Texas storm leaves thousands wondering what’s next

Driving+down+Loop+306+just+outside+of+San+Angelo%2C+TX+during+the+winter+Storm+on+Feb.+14%2C+2021.

Flickr CC: Jonathan Cutrer

Driving down Loop 306 just outside of San Angelo, TX during the winter Storm on Feb. 14, 2021.

The Winter storm that started in mid-February and caused a statewide power outage in Texas left millions of people without access to power or clean water. Burst pipes have made cleanup an ongoing concern, and while many Texas counties were approved for a major disaster declaration, state and local governments don’t have enough resources to help on their own.

“I think it is really important to continue to fund research and solutions for climate change otherwise we will see more extreme weather like this,” Eversoll said.”

— sophomore Solvej Eversoll

The crisis in Texas gathered a lot of mutual aid and support. Financial donations, warm food drives, and access to necessities poured in from individuals local and national.

Students recognize the disadvantages that people in Texas face because of the uncharacteristic forecasts. Sophomore Solvej Eversoll said, “I feel for all of the families affected by the weather in Texas because they are not prepared for the cold and conditions that they are experiencing. Especially after Hurricane Harvey and all the other natural disasters that have occurred there recently, I hope we can support them as a country to help communities in need.”

Texas’ power grid was designed for weather well outside the realm of traditional Texas weather, just not this far. “Every single one of our sources of power supply underperformed,” Rice University Professor Daniel Cohan said in a Twitter thread.

 

 

Cohan went on to say that it wasn’t just a power system problem, but that there is a fundamental problem with energy systems across Texas (and probably the rest of the United States too). These bizarre weather occurrences, while not only causing a humanitarian crisis, add to the long list of environmental concerns proving the effect of climate change.

The stratosphere encompasses the area 30 to 50 miles above the ground. (Lynn Reynolds)

While climate change can’t be proven by a singular event, what has been happening especially during the past winters is alarming enough. In December, scientists noticed an SSW (Sudden Stratospheric Warming), which happens in Earth’s stratosphere every so often but even more due to human activity leading to an increase in greenhouse gases, as put by CBS News.

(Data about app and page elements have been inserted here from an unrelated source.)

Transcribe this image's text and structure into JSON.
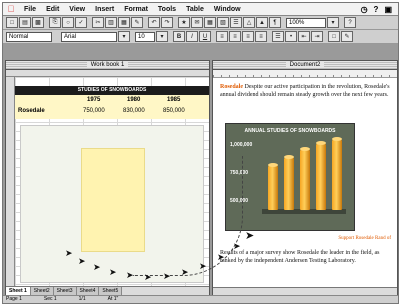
{
  "menubar": {
    "items": [
      "File",
      "Edit",
      "View",
      "Insert",
      "Format",
      "Tools",
      "Table",
      "Window"
    ]
  },
  "toolbar": {
    "zoom": "100%",
    "style": "Normal",
    "font": "Arial",
    "size": "10"
  },
  "excel": {
    "title": "Work book 1",
    "banner": "STUDIES OF SNOWBOARDS",
    "years": [
      "1975",
      "1980",
      "1985"
    ],
    "row_label": "Rosedale",
    "values": [
      "750,000",
      "830,000",
      "850,000"
    ],
    "sheets": [
      "Sheet 1",
      "Sheet2",
      "Sheet3",
      "Sheet4",
      "Sheet5"
    ]
  },
  "word": {
    "title": "Document2",
    "para1_highlight": "Rosedale",
    "para1": "Despite our active participation in the revolution, Rosedale's annual dividend should remain steady growth over the next few years.",
    "chart_title": "ANNUAL STUDIES OF SNOWBOARDS",
    "ticks": [
      "1,000,000",
      "750,000",
      "500,000"
    ],
    "support_link": "Support Rosedale Rand of",
    "para2": "Results of a major survey show Rosedale the leader in the field, as ranked by the independent Andersen Testing Laboratory."
  },
  "status": {
    "items": [
      "Page 1",
      "Sec 1",
      "1/1",
      "At 1\""
    ]
  },
  "colors": {
    "highlight": "#e05a00",
    "bar": "#f6a623",
    "yellow_fill": "#fff7c6"
  }
}
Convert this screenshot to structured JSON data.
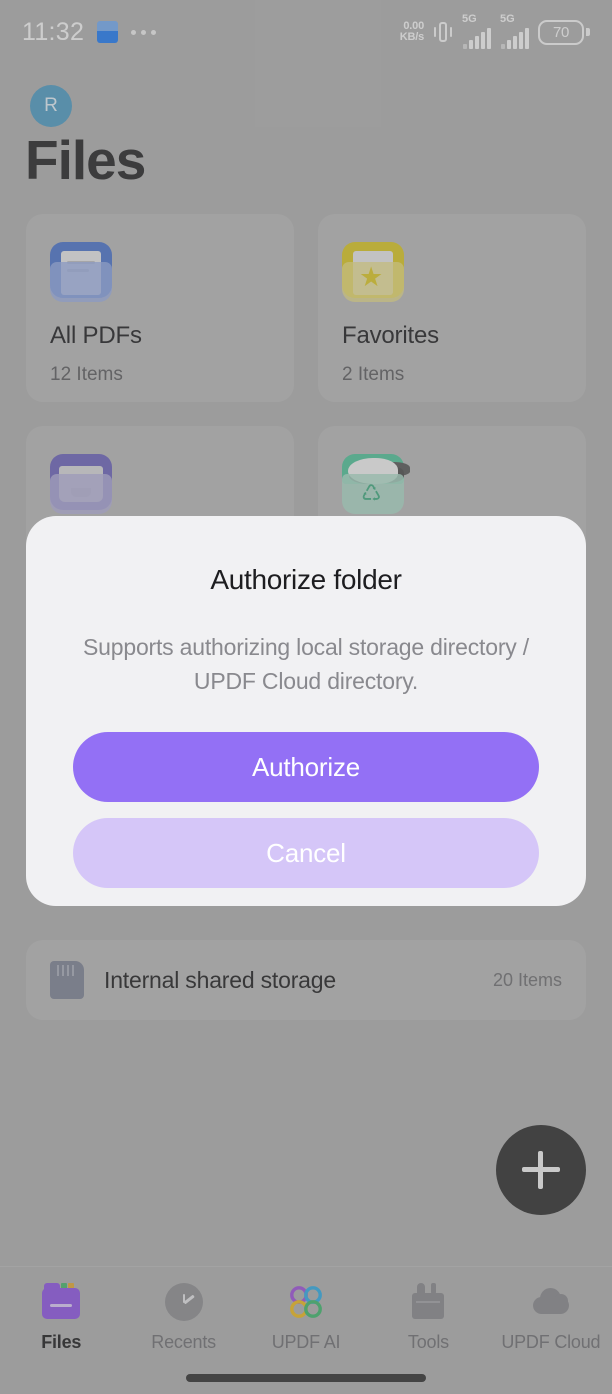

Things like this disrupt the flow of cold air in Antarctica, which spreads this polar vortex further South, like what happened in Texas and other states experiencing abnormally cold temperatures.

As weather and seasonal climate will continue to oscillate because of global warming, energy systems across the globe will need to be rethought and restructured to accommodate for the extreme weather conditions that have started to happen and will inevitably continue. “I think it is really important to continue to fund research and solutions for climate change otherwise we will see more extreme weather like this,” Eversoll said.